However, the aim for ITER is to achieve net fusion energy — “ITER is an experiment, working intermittently, and will therefore not produce baseload power,” Maas said. Usable power production will come at the Demonstration Power Plant stage, currently in conceptual development, in 20-30 years’ time. At this stage, the capacity for DEMO is forecast to be in the region of 2-4 gigawatts. Plans for DEMO depend largely upon the progression of ITER, together with the extent of political will to finance further experiments, said Maas.
Another possibility to be tested at ITER is breeding additional tritium through the fusion reaction itself in a self-sustaining cycle. Excess neutrons that escape from the fusion reactions taking place in plasma will theoretically interact with the lithium in the blanket wall of the tokamak — creating tritium in a nuclear reaction that can then be fed back into the plasma cycle.
Laser fusion, or inertial confinement fusion (ICF), is an alternative to using Laser Fusion magnets to compress fusion fuels to extremely high pressures. This process uses controlled laser beams directed at a target containing fusion fuel that implodes on impact at high velocity, creating sufficient pressure to induce fusion.
The National Ignition Facility in the U.S. contains the largest laser in the world— 60 times larger than any other — which has the ability to fire a laser beam every 4-8 hours. Funded by the U.S. Department of Energy, the purpose of this facility is to maintain the country’s nuclear weapons stockpile safely and securely. “There is 60 times more laser energy going into the reaction than energy released currently,” said Mark Hermann, director of the NIF in an interview with Bloomberg New Energy Finance.“In the distant future, to generate continuous energy, lasers would have to fire pulses to ignite a target ten times per second – much more frequently than the current rate at which we conduct experiments.”
The European high power laser energy research facility (HiPER) will be commissioned next year near Bordeaux, southern France, and is expected to “drive transition from scientific proof of principal [established at NIF] to a demonstration power plant,” according to the HiPER website.

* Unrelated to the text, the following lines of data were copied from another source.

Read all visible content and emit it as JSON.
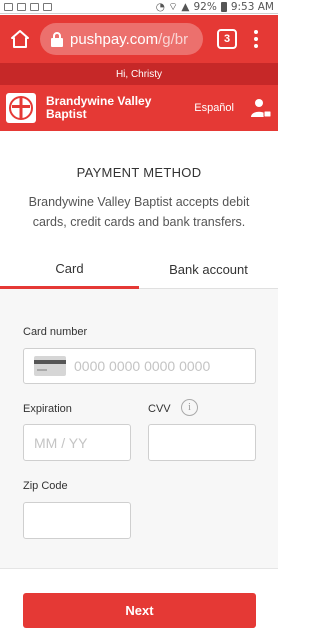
{
  "status_bar": {
    "battery": "92%",
    "time": "9:53 AM"
  },
  "browser": {
    "url_host": "pushpay.com",
    "url_path": "/g/br",
    "tab_count": "3"
  },
  "greeting": "Hi, Christy",
  "header": {
    "org_name": "Brandywine Valley Baptist",
    "language_link": "Español"
  },
  "payment": {
    "title": "PAYMENT METHOD",
    "description": "Brandywine Valley Baptist accepts debit cards, credit cards and bank transfers.",
    "tabs": [
      "Card",
      "Bank account"
    ],
    "active_tab": "Card"
  },
  "form": {
    "card_number_label": "Card number",
    "card_number_placeholder": "0000 0000 0000 0000",
    "expiration_label": "Expiration",
    "expiration_placeholder": "MM / YY",
    "cvv_label": "CVV",
    "zip_label": "Zip Code"
  },
  "next_button": "Next",
  "colors": {
    "brand_red": "#e53935",
    "brand_dark_red": "#c62828"
  }
}
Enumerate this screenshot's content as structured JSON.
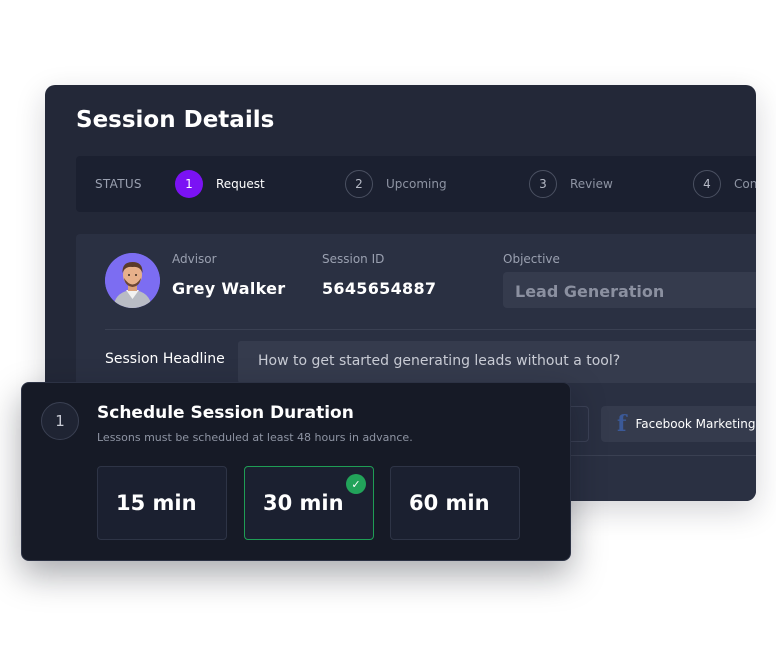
{
  "title": "Session Details",
  "status": {
    "label": "STATUS",
    "steps": [
      {
        "number": "1",
        "label": "Request",
        "active": true
      },
      {
        "number": "2",
        "label": "Upcoming",
        "active": false
      },
      {
        "number": "3",
        "label": "Review",
        "active": false
      },
      {
        "number": "4",
        "label": "Con",
        "active": false
      }
    ]
  },
  "details": {
    "advisor_label": "Advisor",
    "advisor_name": "Grey Walker",
    "session_id_label": "Session ID",
    "session_id": "5645654887",
    "objective_label": "Objective",
    "objective_value": "Lead Generation",
    "headline_label": "Session Headline",
    "headline_value": "How to get started generating leads without a tool?",
    "tag_facebook": "Facebook Marketing",
    "facebook_icon": "f"
  },
  "schedule": {
    "number": "1",
    "title": "Schedule Session Duration",
    "subtitle": "Lessons must be scheduled at least 48 hours in advance.",
    "options": [
      {
        "label": "15 min",
        "selected": false
      },
      {
        "label": "30 min",
        "selected": true
      },
      {
        "label": "60 min",
        "selected": false
      }
    ],
    "check_icon": "✓"
  },
  "colors": {
    "accent": "#7b12f4",
    "success": "#22a35a",
    "card_bg": "#232838",
    "overlay_bg": "#161a26"
  }
}
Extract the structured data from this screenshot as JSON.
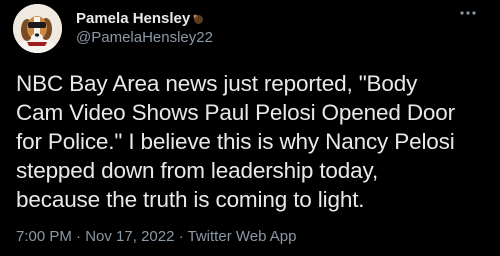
{
  "author": {
    "display_name": "Pamela Hensley",
    "handle": "@PamelaHensley22",
    "avatar_icon": "dog-avatar",
    "name_emoji_icon": "turkey-emoji-icon"
  },
  "more_icon": "more-horizontal-icon",
  "tweet": {
    "lines": [
      "NBC Bay Area news just reported, \"Body",
      "Cam Video Shows Paul Pelosi Opened Door",
      "for Police.\" I believe this is why Nancy Pelosi",
      "stepped down from leadership today,",
      "because the truth is coming to light."
    ]
  },
  "meta": {
    "time": "7:00 PM",
    "separator": " · ",
    "date": "Nov 17, 2022",
    "source": "Twitter Web App"
  },
  "colors": {
    "background": "#000000",
    "text": "#e7e9ea",
    "secondary": "#8b98a5"
  }
}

If fusion energy gain proves to be a success, it’s hoped it could, in time, revolutionize the global energy system. The technology is deemed safe and produces no carbon emissions. It’s also said to be incredibly efficient on fuel usage — 1 kilogram of fusion fuel energy is to 10 million kilograms of equivalent fossil fuel. High-temperature superconductors could also have an impact ranging from medical isotope production to magnetized plasma thrusters for space exploration, Whyte said. Speed at which things can be achieved in the fusion industry is dependent on resource access, clarity of communication, and collaboration across private and public funded entities to share ideas. “We should invest in all possibilities — wind, solar, nuclear, fusion,” Maas said. “Because at this moment we do not know what the energy mix will be in 20, 30, 50 years’ time.”